There was a story on tv this morning about the Osaka thing, and they were discussing a palette of skin tones but I struggled to catch exactly what they were explaining. I guess just how things may need to be for artists going forward.


#1978

What did the article say? Was the change related to political correctness? I’m intrigued to know. I have noticed in my time here that words are changing in line with global political correctness trends.

I missed the whole Osaka story (sumo hangover :stuck_out_tongue_winking_eye:). I could be wrong, but I doubt that Osaka or Nishikori would have been offended by that ad. How did the issue raise its head? Social media? I reckon social media is starting to impact old-school Japan.


#1979

You will be charged with contempt and sent straight to jail.

I am not joking; I have seen those malcontents in the jury pool treated very harshly by the legal overlords.
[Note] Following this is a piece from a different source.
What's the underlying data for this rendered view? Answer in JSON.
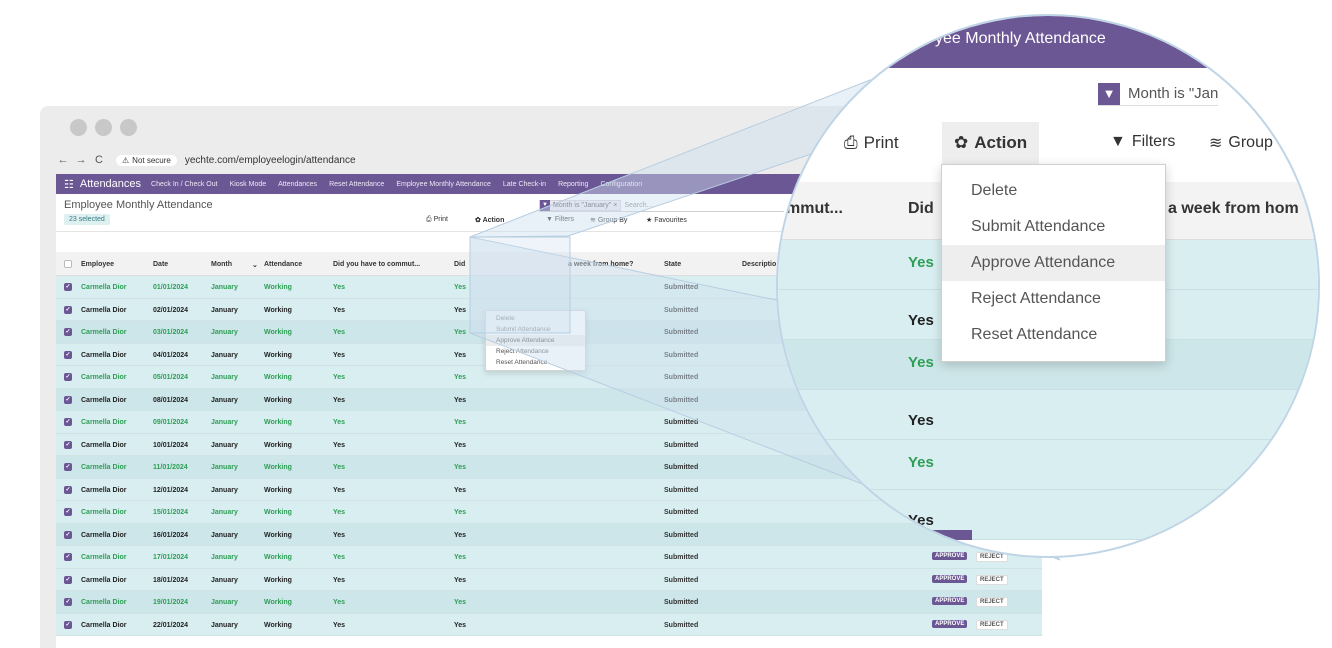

In any case what are you trying to achieve ? If you seek to disrupt the process, better to get selected on a jury and vote opposite everyone else to ensure a dangerous criminal is freed to create social havoc, and perhaps murder/rob/rape again.

Perhaps you could just do your civic duty like the rest of us.
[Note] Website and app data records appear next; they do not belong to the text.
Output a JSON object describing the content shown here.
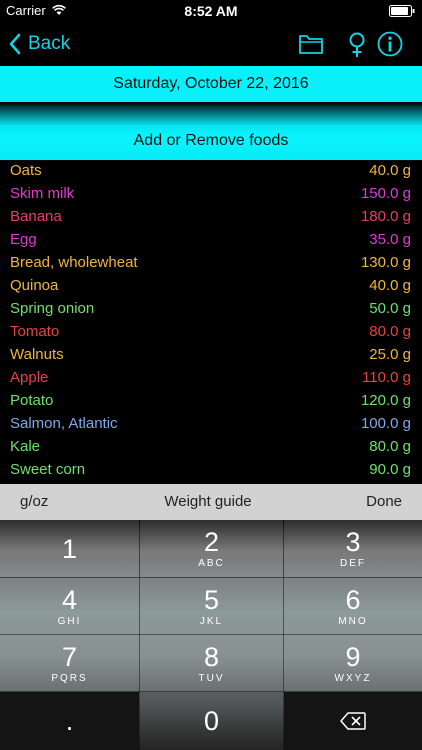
{
  "status_bar": {
    "carrier": "Carrier",
    "time": "8:52 AM"
  },
  "nav": {
    "back_label": "Back",
    "accent_color": "#13d3e6",
    "icons": [
      "folder-icon",
      "female-icon",
      "info-icon"
    ]
  },
  "date": "Saturday, October 22, 2016",
  "add_remove_label": "Add or Remove foods",
  "foods": [
    {
      "name": "Oats",
      "weight": "40.0 g",
      "color": "#f0b540"
    },
    {
      "name": "Skim milk",
      "weight": "150.0 g",
      "color": "#e03ad0"
    },
    {
      "name": "Banana",
      "weight": "180.0 g",
      "color": "#ec3a6c"
    },
    {
      "name": "Egg",
      "weight": "35.0 g",
      "color": "#e03ad0"
    },
    {
      "name": "Bread, wholewheat",
      "weight": "130.0 g",
      "color": "#f0b540"
    },
    {
      "name": "Quinoa",
      "weight": "40.0 g",
      "color": "#f0b540"
    },
    {
      "name": "Spring onion",
      "weight": "50.0 g",
      "color": "#6ee06a"
    },
    {
      "name": "Tomato",
      "weight": "80.0 g",
      "color": "#e84242"
    },
    {
      "name": "Walnuts",
      "weight": "25.0 g",
      "color": "#f0b540"
    },
    {
      "name": "Apple",
      "weight": "110.0 g",
      "color": "#e84242"
    },
    {
      "name": "Potato",
      "weight": "120.0 g",
      "color": "#6ee06a"
    },
    {
      "name": "Salmon, Atlantic",
      "weight": "100.0 g",
      "color": "#7fa8ec"
    },
    {
      "name": "Kale",
      "weight": "80.0 g",
      "color": "#6ee06a"
    },
    {
      "name": "Sweet corn",
      "weight": "90.0 g",
      "color": "#6ee06a"
    }
  ],
  "accessory": {
    "units": "g/oz",
    "guide": "Weight guide",
    "done": "Done"
  },
  "keypad": [
    {
      "digit": "1",
      "letters": ""
    },
    {
      "digit": "2",
      "letters": "ABC"
    },
    {
      "digit": "3",
      "letters": "DEF"
    },
    {
      "digit": "4",
      "letters": "GHI"
    },
    {
      "digit": "5",
      "letters": "JKL"
    },
    {
      "digit": "6",
      "letters": "MNO"
    },
    {
      "digit": "7",
      "letters": "PQRS"
    },
    {
      "digit": "8",
      "letters": "TUV"
    },
    {
      "digit": "9",
      "letters": "WXYZ"
    },
    {
      "digit": ".",
      "letters": ""
    },
    {
      "digit": "0",
      "letters": ""
    }
  ]
}
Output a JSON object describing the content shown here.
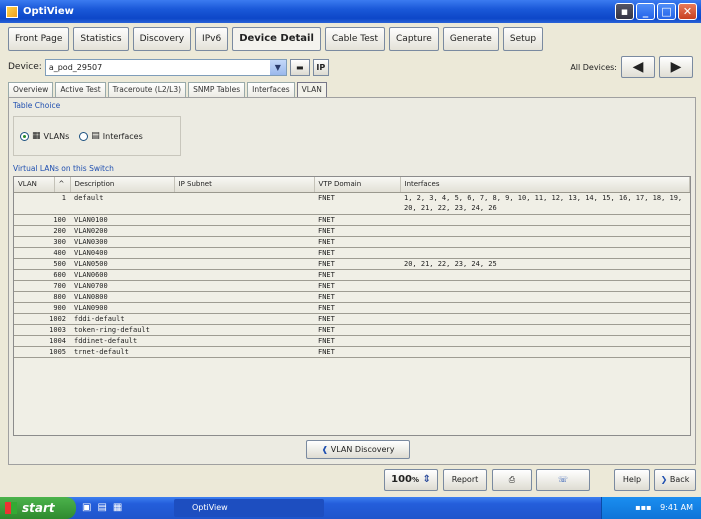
{
  "window": {
    "title": "OptiView"
  },
  "nav": {
    "tabs": [
      "Front Page",
      "Statistics",
      "Discovery",
      "IPv6",
      "Device Detail",
      "Cable Test",
      "Capture",
      "Generate",
      "Setup"
    ],
    "active_index": 4
  },
  "device": {
    "label": "Device:",
    "value": "a_pod_29507",
    "btn1": "",
    "btn2": "IP",
    "all_label": "All Devices:"
  },
  "subtabs": {
    "items": [
      "Overview",
      "Active Test",
      "Traceroute (L2/L3)",
      "SNMP Tables",
      "Interfaces",
      "VLAN"
    ],
    "active_index": 5
  },
  "table_choice": {
    "title": "Table Choice",
    "vlans_label": "VLANs",
    "interfaces_label": "Interfaces",
    "selected": "VLANs"
  },
  "vlans": {
    "section_title": "Virtual LANs on this Switch",
    "columns": [
      "VLAN",
      "^",
      "Description",
      "IP Subnet",
      "VTP Domain",
      "Interfaces"
    ],
    "rows": [
      {
        "vlan": "1",
        "description": "default",
        "subnet": "",
        "domain": "FNET",
        "interfaces": "1, 2, 3, 4, 5, 6, 7, 8, 9, 10, 11, 12, 13, 14, 15, 16, 17, 18, 19, 20, 21, 22, 23, 24, 26"
      },
      {
        "vlan": "100",
        "description": "VLAN0100",
        "subnet": "",
        "domain": "FNET",
        "interfaces": ""
      },
      {
        "vlan": "200",
        "description": "VLAN0200",
        "subnet": "",
        "domain": "FNET",
        "interfaces": ""
      },
      {
        "vlan": "300",
        "description": "VLAN0300",
        "subnet": "",
        "domain": "FNET",
        "interfaces": ""
      },
      {
        "vlan": "400",
        "description": "VLAN0400",
        "subnet": "",
        "domain": "FNET",
        "interfaces": ""
      },
      {
        "vlan": "500",
        "description": "VLAN0500",
        "subnet": "",
        "domain": "FNET",
        "interfaces": "20, 21, 22, 23, 24, 25"
      },
      {
        "vlan": "600",
        "description": "VLAN0600",
        "subnet": "",
        "domain": "FNET",
        "interfaces": ""
      },
      {
        "vlan": "700",
        "description": "VLAN0700",
        "subnet": "",
        "domain": "FNET",
        "interfaces": ""
      },
      {
        "vlan": "800",
        "description": "VLAN0800",
        "subnet": "",
        "domain": "FNET",
        "interfaces": ""
      },
      {
        "vlan": "900",
        "description": "VLAN0900",
        "subnet": "",
        "domain": "FNET",
        "interfaces": ""
      },
      {
        "vlan": "1002",
        "description": "fddi-default",
        "subnet": "",
        "domain": "FNET",
        "interfaces": ""
      },
      {
        "vlan": "1003",
        "description": "token-ring-default",
        "subnet": "",
        "domain": "FNET",
        "interfaces": ""
      },
      {
        "vlan": "1004",
        "description": "fddinet-default",
        "subnet": "",
        "domain": "FNET",
        "interfaces": ""
      },
      {
        "vlan": "1005",
        "description": "trnet-default",
        "subnet": "",
        "domain": "FNET",
        "interfaces": ""
      }
    ],
    "discovery_button": "VLAN Discovery"
  },
  "bottom": {
    "zoom": "100",
    "report": "Report",
    "help": "Help",
    "back": "Back"
  },
  "taskbar": {
    "start": "start",
    "item": "OptiView",
    "clock": "9:41 AM"
  }
}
#1980

Article was in Japanese so hard for me to accurately get it, I believe people didn’t want to refer to it as skin tone for PC reasons. A few other websites I’ve glanced at seem to say the same.
I think this was a social media driven thing. It popped up in my Facebook feed a couple of day ago.
Anyway, back to watching Japan struggle to put Vietnam away :persevere:


#1981
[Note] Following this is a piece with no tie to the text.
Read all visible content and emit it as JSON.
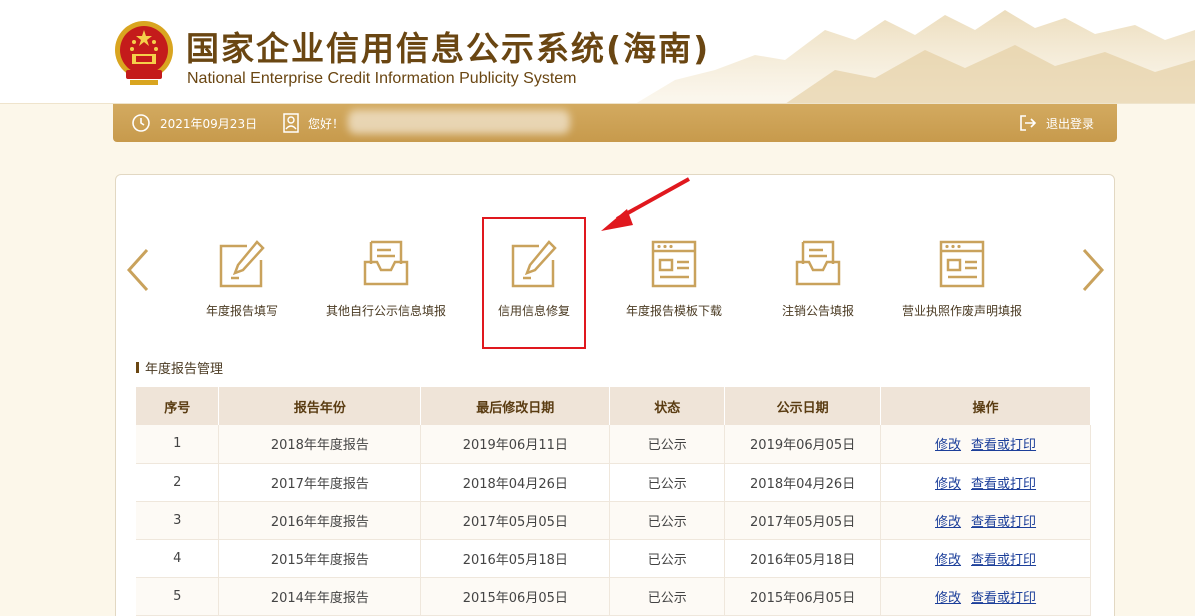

I’m not talking about men being “feminised”. I’m talking about men feeling they need to be a certain thing and act in a certain way (strong macho provider). This definitely comes from the same place as toxic masculinity.

Yes, men definitely need evidenced based treatment and yes the suicide rates are shocking. You also ignored the fact that whilst men are more “successful” at killing themselves women try more often.


#1982

IMO Toxic Masculinity is what happens when men realise that without being ‘manly’ they offer little else and have very little influence.

The effects on women about being ‘girly’ are very similar although their response if often much more internalised.

The debate about toxic masculinity works towards changing elements of both those things.


#1983

People will probably think you’re very cool and intelligent.

What are you looking for, here? A pat on the head?


#1984

Truthfully? “What a f.uckwit”


#1985

99.9999% of people: no thought at all

The 0.00001% would be roughly split between “what an fwit” and “yeah what a legend, ■■■■ feminism, MRA is where it’s at”.

But you go for it.


#1986

You also ignored the fact that whilst men are more “successful” at killing themselves women try more often.

Thought you were against ‘whataboutisms.’


#1987

Think it’s a bit of a grey area, which is impossible to represent in statistics. There are those who self-harm, which might appear to be a “suicide attempt” but their intention is not to die. It’s a bit hard to distinguish between the two, though one could argue women “attempt” more because it’s a cry for help, not a genuine will to die. Unfortuntely, if they don’t know what they’re doing, or count on someone finding them then they die through “misadventure” anyway. Regardless, it’s a ■■■■ place to be in.